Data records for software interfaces
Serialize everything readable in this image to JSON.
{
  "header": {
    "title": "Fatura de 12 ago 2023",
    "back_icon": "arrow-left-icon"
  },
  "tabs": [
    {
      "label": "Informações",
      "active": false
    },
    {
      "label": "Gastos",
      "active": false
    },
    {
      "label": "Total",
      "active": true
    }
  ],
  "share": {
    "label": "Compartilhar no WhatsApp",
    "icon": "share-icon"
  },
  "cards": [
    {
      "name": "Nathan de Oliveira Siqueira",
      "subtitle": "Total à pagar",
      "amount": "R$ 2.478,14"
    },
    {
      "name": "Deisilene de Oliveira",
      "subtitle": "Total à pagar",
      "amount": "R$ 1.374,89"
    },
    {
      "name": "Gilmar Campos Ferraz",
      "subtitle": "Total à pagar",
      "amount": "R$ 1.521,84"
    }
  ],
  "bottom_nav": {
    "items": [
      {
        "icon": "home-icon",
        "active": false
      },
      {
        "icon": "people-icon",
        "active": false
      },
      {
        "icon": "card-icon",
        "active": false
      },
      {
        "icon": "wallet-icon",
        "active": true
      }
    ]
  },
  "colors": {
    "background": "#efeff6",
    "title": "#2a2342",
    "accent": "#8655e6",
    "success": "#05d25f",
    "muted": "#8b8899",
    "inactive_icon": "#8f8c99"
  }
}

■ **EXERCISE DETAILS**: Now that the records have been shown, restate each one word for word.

■ **RESULT FOR THIS EXERCISE**:
Serialize everything readable in this image to JSON.
{
  "header": {
    "title": "Fatura de 12 ago 2023",
    "back_icon": "arrow-left-icon"
  },
  "tabs": [
    {
      "label": "Informações",
      "active": false
    },
    {
      "label": "Gastos",
      "active": false
    },
    {
      "label": "Total",
      "active": true
    }
  ],
  "share": {
    "label": "Compartilhar no WhatsApp",
    "icon": "share-icon"
  },
  "cards": [
    {
      "name": "Nathan de Oliveira Siqueira",
      "subtitle": "Total à pagar",
      "amount": "R$ 2.478,14"
    },
    {
      "name": "Deisilene de Oliveira",
      "subtitle": "Total à pagar",
      "amount": "R$ 1.374,89"
    },
    {
      "name": "Gilmar Campos Ferraz",
      "subtitle": "Total à pagar",
      "amount": "R$ 1.521,84"
    }
  ],
  "bottom_nav": {
    "items": [
      {
        "icon": "home-icon",
        "active": false
      },
      {
        "icon": "people-icon",
        "active": false
      },
      {
        "icon": "card-icon",
        "active": false
      },
      {
        "icon": "wallet-icon",
        "active": true
      }
    ]
  },
  "colors": {
    "background": "#efeff6",
    "title": "#2a2342",
    "accent": "#8655e6",
    "success": "#05d25f",
    "muted": "#8b8899",
    "inactive_icon": "#8f8c99"
  }
}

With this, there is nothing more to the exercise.